Alternative Currencies

Alternative paper monies are also being used. In several communities across the nation, entrepreneurs have banded together to produce their own currencies, which operate alongside Federal Reserve Notes, but are used only locally by those willing to accept them in exchange for goods and services. Among them are Detroit Cheers, BerkShares in Massachusetts, and Ithaca Hours in New York. “The systems generally work like this: Businesses and individuals form a network to print currency. Shoppers buy it at a discount — say, 95 cents for $1 value — and spend the full value at stores that accept the currency,” USA Today reported last year in an article entitled “Communities print their own currency to keep cash flowing.” The goal is to help local economies in bad times.

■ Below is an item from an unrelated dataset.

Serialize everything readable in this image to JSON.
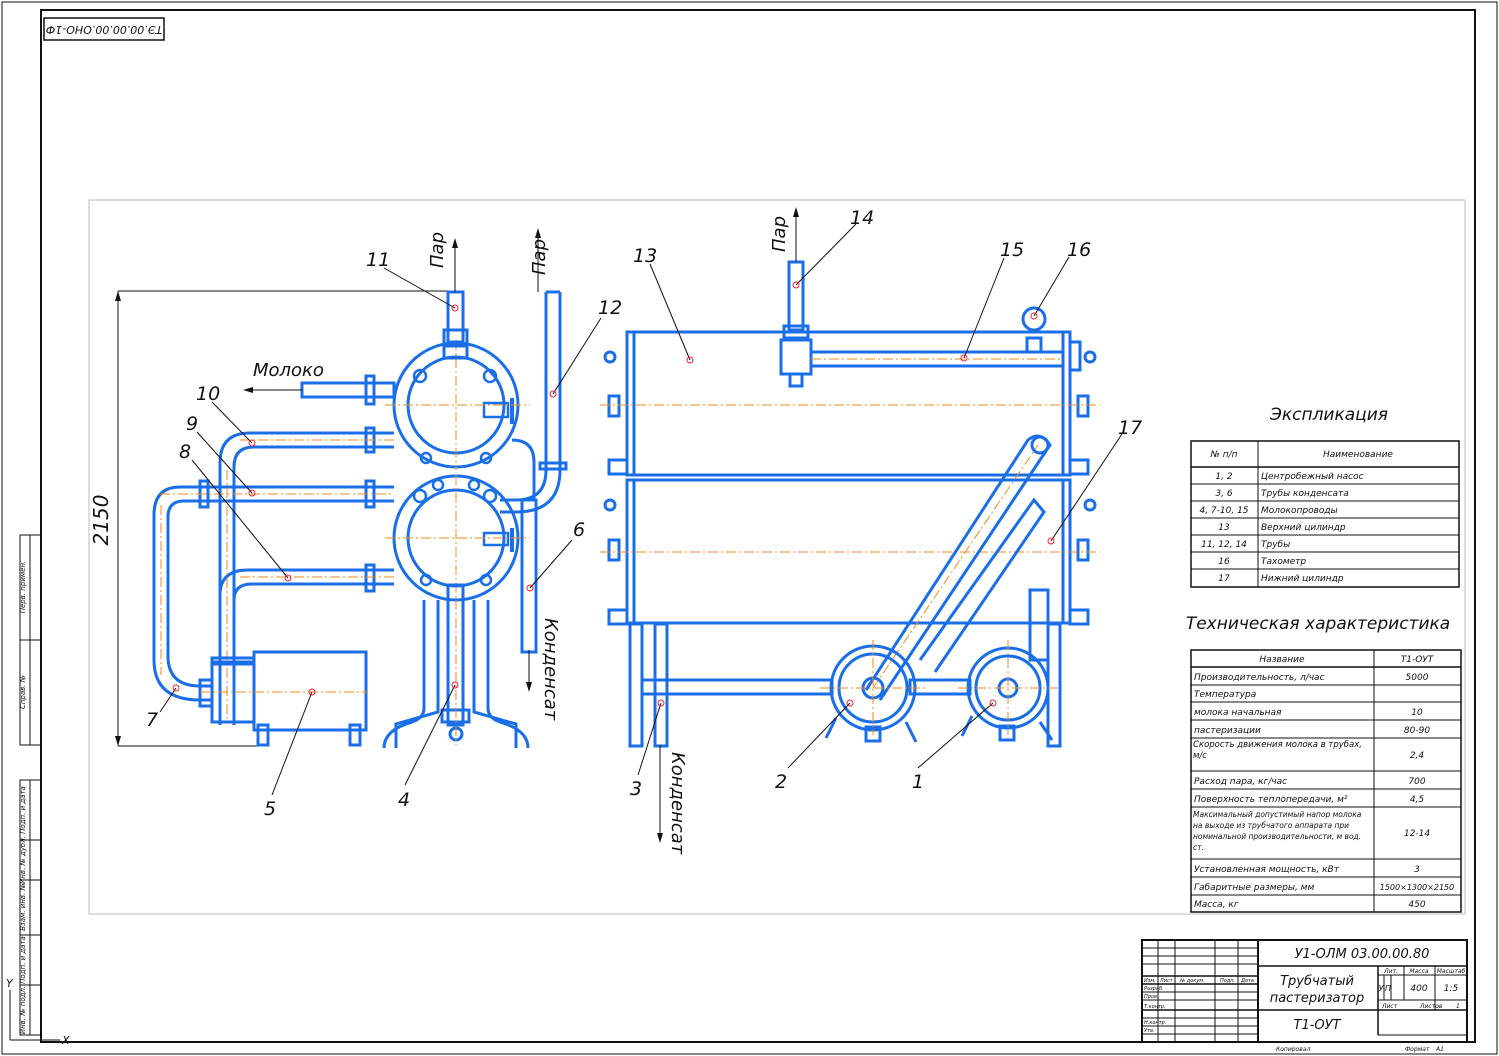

But while various routes to set up alternative currencies and expose — and eventually end — the Federal Reserve gather momentum, none of the options currently in existence would offer a viable substitute for the present system if and when it suddenly collapses. And that has one monetary expert very worried.

“We have to start looking seriously at what the practical remedy is going to be as this system comes down,” warned Edwin Vieira, a constitutional attorney and an expert in monetary theory who has litigated cases involving money issues. He compared the central bank’s effect on the economy to having square wheels on a car: “Sooner or later, you’re going to shake something loose and the car will fail. And that’s our situation, we’re driving this car with square wheels — the front end, the rear end and the transmission are about to fall out — and we’re in the middle of Death Valley. Literally!”

Vieira told The New American that “the whole present monetary system is unconstitutional,” but if the scam was exposed and the general population suddenly lost faith in its paper debt money, an economic collapse and chaos would quickly follow without a viable system ready to replace it. “This is frightening to me, because imagine one of these lawsuits [against the Fed] wins, and now it becomes absolutely clear to the general public that this operation is totally permeated, if not entirely based on fraud … the house will come down.”